(Information provided Opens)

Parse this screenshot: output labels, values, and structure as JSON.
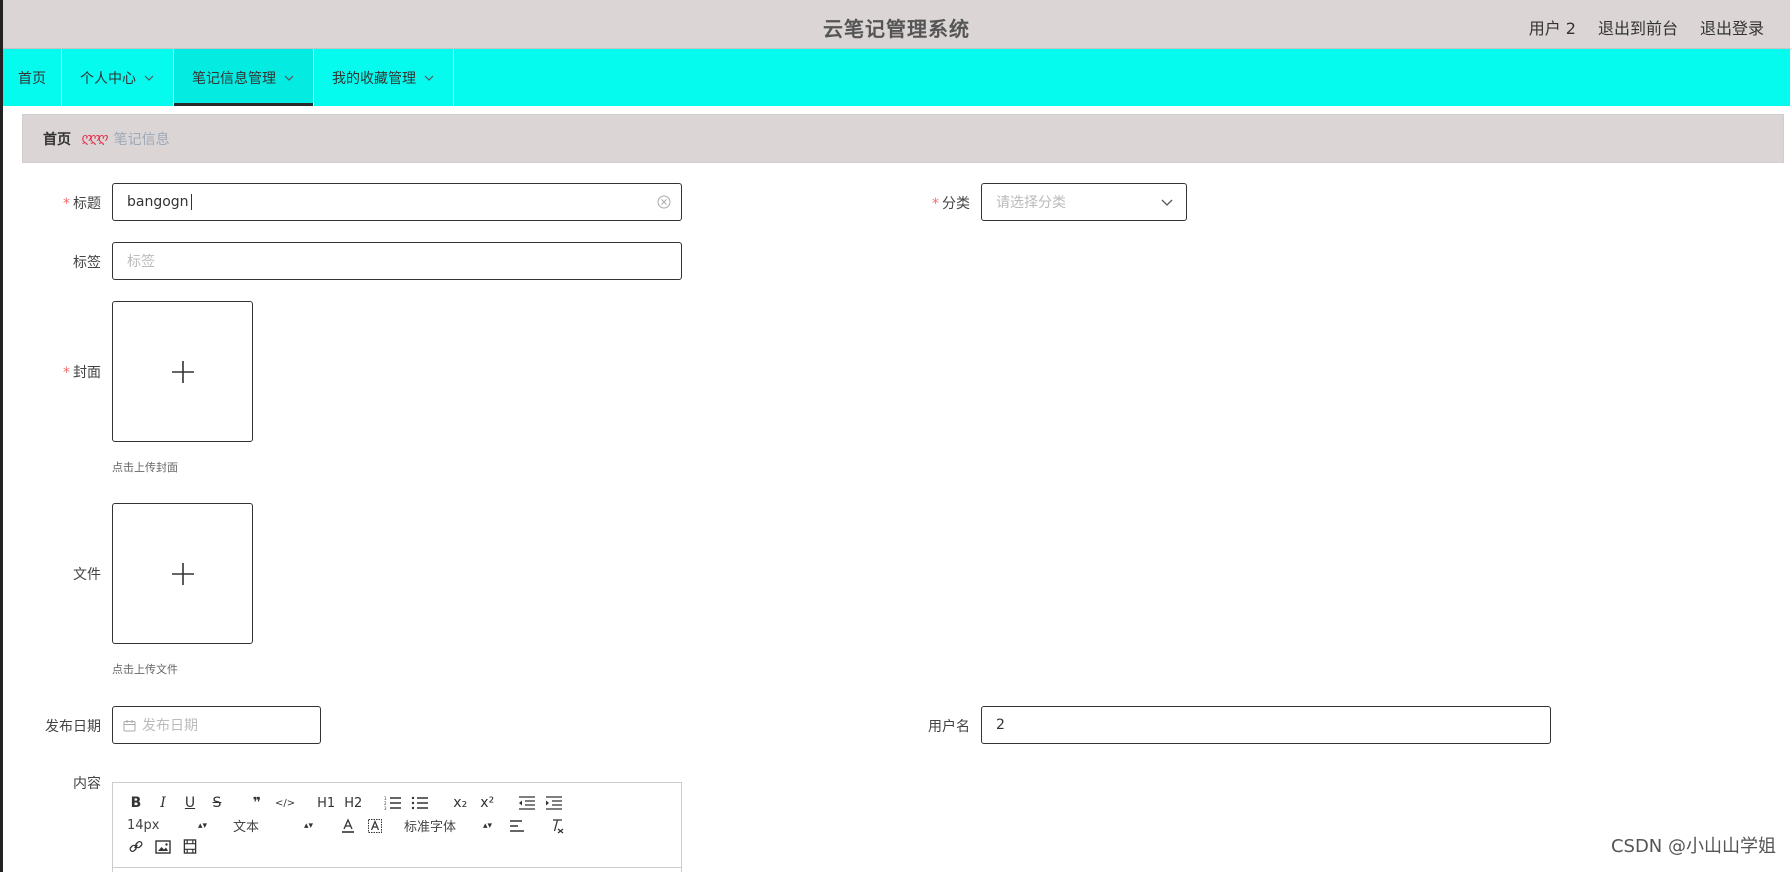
{
  "header": {
    "title": "云笔记管理系统",
    "user": "用户 2",
    "to_front": "退出到前台",
    "logout": "退出登录"
  },
  "nav": {
    "items": [
      {
        "label": "首页"
      },
      {
        "label": "个人中心"
      },
      {
        "label": "笔记信息管理"
      },
      {
        "label": "我的收藏管理"
      }
    ],
    "active_index": 2
  },
  "breadcrumb": {
    "home": "首页",
    "separator": "ღღღ",
    "current": "笔记信息"
  },
  "form": {
    "title_label": "标题",
    "title_value": "bangogn",
    "category_label": "分类",
    "category_placeholder": "请选择分类",
    "tag_label": "标签",
    "tag_placeholder": "标签",
    "cover_label": "封面",
    "cover_hint": "点击上传封面",
    "file_label": "文件",
    "file_hint": "点击上传文件",
    "date_label": "发布日期",
    "date_placeholder": "发布日期",
    "username_label": "用户名",
    "username_value": "2",
    "content_label": "内容"
  },
  "editor": {
    "row1": [
      "B",
      "I",
      "U",
      "S",
      "❞",
      "</>",
      "H1",
      "H2",
      "ol",
      "ul",
      "x₂",
      "x²",
      "outdent",
      "indent"
    ],
    "font_size": "14px",
    "header_type": "文本",
    "font_family": "标准字体"
  },
  "watermark": "CSDN @小山山学姐",
  "colors": {
    "nav_bg": "#06fbef",
    "header_bg": "#dbd5d5",
    "required": "#f56c6c"
  }
}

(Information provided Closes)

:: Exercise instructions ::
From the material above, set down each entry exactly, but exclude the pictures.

:: Answer box ::
Parse this screenshot: output labels, values, and structure as JSON.
{
  "header": {
    "title": "云笔记管理系统",
    "user": "用户 2",
    "to_front": "退出到前台",
    "logout": "退出登录"
  },
  "nav": {
    "items": [
      {
        "label": "首页"
      },
      {
        "label": "个人中心"
      },
      {
        "label": "笔记信息管理"
      },
      {
        "label": "我的收藏管理"
      }
    ],
    "active_index": 2
  },
  "breadcrumb": {
    "home": "首页",
    "separator": "ღღღ",
    "current": "笔记信息"
  },
  "form": {
    "title_label": "标题",
    "title_value": "bangogn",
    "category_label": "分类",
    "category_placeholder": "请选择分类",
    "tag_label": "标签",
    "tag_placeholder": "标签",
    "cover_label": "封面",
    "cover_hint": "点击上传封面",
    "file_label": "文件",
    "file_hint": "点击上传文件",
    "date_label": "发布日期",
    "date_placeholder": "发布日期",
    "username_label": "用户名",
    "username_value": "2",
    "content_label": "内容"
  },
  "editor": {
    "row1": [
      "B",
      "I",
      "U",
      "S",
      "❞",
      "</>",
      "H1",
      "H2",
      "ol",
      "ul",
      "x₂",
      "x²",
      "outdent",
      "indent"
    ],
    "font_size": "14px",
    "header_type": "文本",
    "font_family": "标准字体"
  },
  "watermark": "CSDN @小山山学姐",
  "colors": {
    "nav_bg": "#06fbef",
    "header_bg": "#dbd5d5",
    "required": "#f56c6c"
  }
}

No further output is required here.